Content starts
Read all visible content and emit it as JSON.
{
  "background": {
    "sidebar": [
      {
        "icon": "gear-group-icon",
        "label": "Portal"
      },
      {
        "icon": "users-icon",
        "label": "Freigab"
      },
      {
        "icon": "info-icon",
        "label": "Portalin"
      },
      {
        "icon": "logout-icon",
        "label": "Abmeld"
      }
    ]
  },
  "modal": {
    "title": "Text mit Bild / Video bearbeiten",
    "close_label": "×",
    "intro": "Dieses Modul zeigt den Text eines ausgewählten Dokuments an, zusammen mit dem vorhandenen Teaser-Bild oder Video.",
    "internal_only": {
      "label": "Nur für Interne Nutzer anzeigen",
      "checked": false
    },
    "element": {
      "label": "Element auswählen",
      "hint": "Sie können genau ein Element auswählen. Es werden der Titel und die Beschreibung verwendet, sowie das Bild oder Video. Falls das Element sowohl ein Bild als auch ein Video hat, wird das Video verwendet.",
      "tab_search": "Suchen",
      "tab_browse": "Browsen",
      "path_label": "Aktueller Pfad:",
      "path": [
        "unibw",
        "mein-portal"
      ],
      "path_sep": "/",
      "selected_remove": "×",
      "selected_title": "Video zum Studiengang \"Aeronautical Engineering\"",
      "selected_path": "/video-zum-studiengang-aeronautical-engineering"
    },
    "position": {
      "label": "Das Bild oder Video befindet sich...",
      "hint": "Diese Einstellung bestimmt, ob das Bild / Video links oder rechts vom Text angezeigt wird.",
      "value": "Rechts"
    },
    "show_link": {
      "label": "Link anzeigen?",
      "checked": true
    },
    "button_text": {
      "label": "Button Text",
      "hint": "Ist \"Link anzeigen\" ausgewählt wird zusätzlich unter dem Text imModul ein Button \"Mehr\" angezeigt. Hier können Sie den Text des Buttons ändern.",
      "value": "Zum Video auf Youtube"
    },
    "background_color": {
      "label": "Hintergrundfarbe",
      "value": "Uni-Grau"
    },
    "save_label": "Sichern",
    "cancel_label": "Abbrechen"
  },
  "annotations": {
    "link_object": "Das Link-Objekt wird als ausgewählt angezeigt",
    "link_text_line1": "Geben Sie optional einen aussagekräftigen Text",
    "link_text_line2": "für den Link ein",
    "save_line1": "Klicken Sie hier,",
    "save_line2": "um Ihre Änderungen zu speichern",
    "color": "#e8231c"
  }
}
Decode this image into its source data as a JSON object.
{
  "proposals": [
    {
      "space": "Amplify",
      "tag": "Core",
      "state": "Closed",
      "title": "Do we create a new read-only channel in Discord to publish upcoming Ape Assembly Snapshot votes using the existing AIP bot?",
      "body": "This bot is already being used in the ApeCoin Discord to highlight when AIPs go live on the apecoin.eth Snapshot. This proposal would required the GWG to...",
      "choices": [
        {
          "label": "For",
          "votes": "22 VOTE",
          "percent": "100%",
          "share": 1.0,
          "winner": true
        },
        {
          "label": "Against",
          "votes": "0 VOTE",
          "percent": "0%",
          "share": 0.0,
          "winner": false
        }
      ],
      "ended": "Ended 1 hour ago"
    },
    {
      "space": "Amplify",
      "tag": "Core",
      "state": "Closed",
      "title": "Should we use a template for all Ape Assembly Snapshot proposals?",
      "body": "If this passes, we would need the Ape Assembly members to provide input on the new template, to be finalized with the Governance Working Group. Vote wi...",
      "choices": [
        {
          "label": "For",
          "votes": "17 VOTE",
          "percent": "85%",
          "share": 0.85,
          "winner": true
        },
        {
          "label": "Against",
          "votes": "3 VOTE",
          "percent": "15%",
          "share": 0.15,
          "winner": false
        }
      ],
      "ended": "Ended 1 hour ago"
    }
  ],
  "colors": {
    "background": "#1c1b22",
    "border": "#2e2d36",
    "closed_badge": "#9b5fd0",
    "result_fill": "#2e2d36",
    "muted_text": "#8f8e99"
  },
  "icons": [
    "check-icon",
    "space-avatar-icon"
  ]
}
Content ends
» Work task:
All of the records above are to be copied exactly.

» Reply to the task:
Read all visible content and emit it as JSON.
{
  "background": {
    "sidebar": [
      {
        "icon": "gear-group-icon",
        "label": "Portal"
      },
      {
        "icon": "users-icon",
        "label": "Freigab"
      },
      {
        "icon": "info-icon",
        "label": "Portalin"
      },
      {
        "icon": "logout-icon",
        "label": "Abmeld"
      }
    ]
  },
  "modal": {
    "title": "Text mit Bild / Video bearbeiten",
    "close_label": "×",
    "intro": "Dieses Modul zeigt den Text eines ausgewählten Dokuments an, zusammen mit dem vorhandenen Teaser-Bild oder Video.",
    "internal_only": {
      "label": "Nur für Interne Nutzer anzeigen",
      "checked": false
    },
    "element": {
      "label": "Element auswählen",
      "hint": "Sie können genau ein Element auswählen. Es werden der Titel und die Beschreibung verwendet, sowie das Bild oder Video. Falls das Element sowohl ein Bild als auch ein Video hat, wird das Video verwendet.",
      "tab_search": "Suchen",
      "tab_browse": "Browsen",
      "path_label": "Aktueller Pfad:",
      "path": [
        "unibw",
        "mein-portal"
      ],
      "path_sep": "/",
      "selected_remove": "×",
      "selected_title": "Video zum Studiengang \"Aeronautical Engineering\"",
      "selected_path": "/video-zum-studiengang-aeronautical-engineering"
    },
    "position": {
      "label": "Das Bild oder Video befindet sich...",
      "hint": "Diese Einstellung bestimmt, ob das Bild / Video links oder rechts vom Text angezeigt wird.",
      "value": "Rechts"
    },
    "show_link": {
      "label": "Link anzeigen?",
      "checked": true
    },
    "button_text": {
      "label": "Button Text",
      "hint": "Ist \"Link anzeigen\" ausgewählt wird zusätzlich unter dem Text imModul ein Button \"Mehr\" angezeigt. Hier können Sie den Text des Buttons ändern.",
      "value": "Zum Video auf Youtube"
    },
    "background_color": {
      "label": "Hintergrundfarbe",
      "value": "Uni-Grau"
    },
    "save_label": "Sichern",
    "cancel_label": "Abbrechen"
  },
  "annotations": {
    "link_object": "Das Link-Objekt wird als ausgewählt angezeigt",
    "link_text_line1": "Geben Sie optional einen aussagekräftigen Text",
    "link_text_line2": "für den Link ein",
    "save_line1": "Klicken Sie hier,",
    "save_line2": "um Ihre Änderungen zu speichern",
    "color": "#e8231c"
  }
}
Decode this image into its source data as a JSON object.
{
  "proposals": [
    {
      "space": "Amplify",
      "tag": "Core",
      "state": "Closed",
      "title": "Do we create a new read-only channel in Discord to publish upcoming Ape Assembly Snapshot votes using the existing AIP bot?",
      "body": "This bot is already being used in the ApeCoin Discord to highlight when AIPs go live on the apecoin.eth Snapshot. This proposal would required the GWG to...",
      "choices": [
        {
          "label": "For",
          "votes": "22 VOTE",
          "percent": "100%",
          "share": 1.0,
          "winner": true
        },
        {
          "label": "Against",
          "votes": "0 VOTE",
          "percent": "0%",
          "share": 0.0,
          "winner": false
        }
      ],
      "ended": "Ended 1 hour ago"
    },
    {
      "space": "Amplify",
      "tag": "Core",
      "state": "Closed",
      "title": "Should we use a template for all Ape Assembly Snapshot proposals?",
      "body": "If this passes, we would need the Ape Assembly members to provide input on the new template, to be finalized with the Governance Working Group. Vote wi...",
      "choices": [
        {
          "label": "For",
          "votes": "17 VOTE",
          "percent": "85%",
          "share": 0.85,
          "winner": true
        },
        {
          "label": "Against",
          "votes": "3 VOTE",
          "percent": "15%",
          "share": 0.15,
          "winner": false
        }
      ],
      "ended": "Ended 1 hour ago"
    }
  ],
  "colors": {
    "background": "#1c1b22",
    "border": "#2e2d36",
    "closed_badge": "#9b5fd0",
    "result_fill": "#2e2d36",
    "muted_text": "#8f8e99"
  },
  "icons": [
    "check-icon",
    "space-avatar-icon"
  ]
}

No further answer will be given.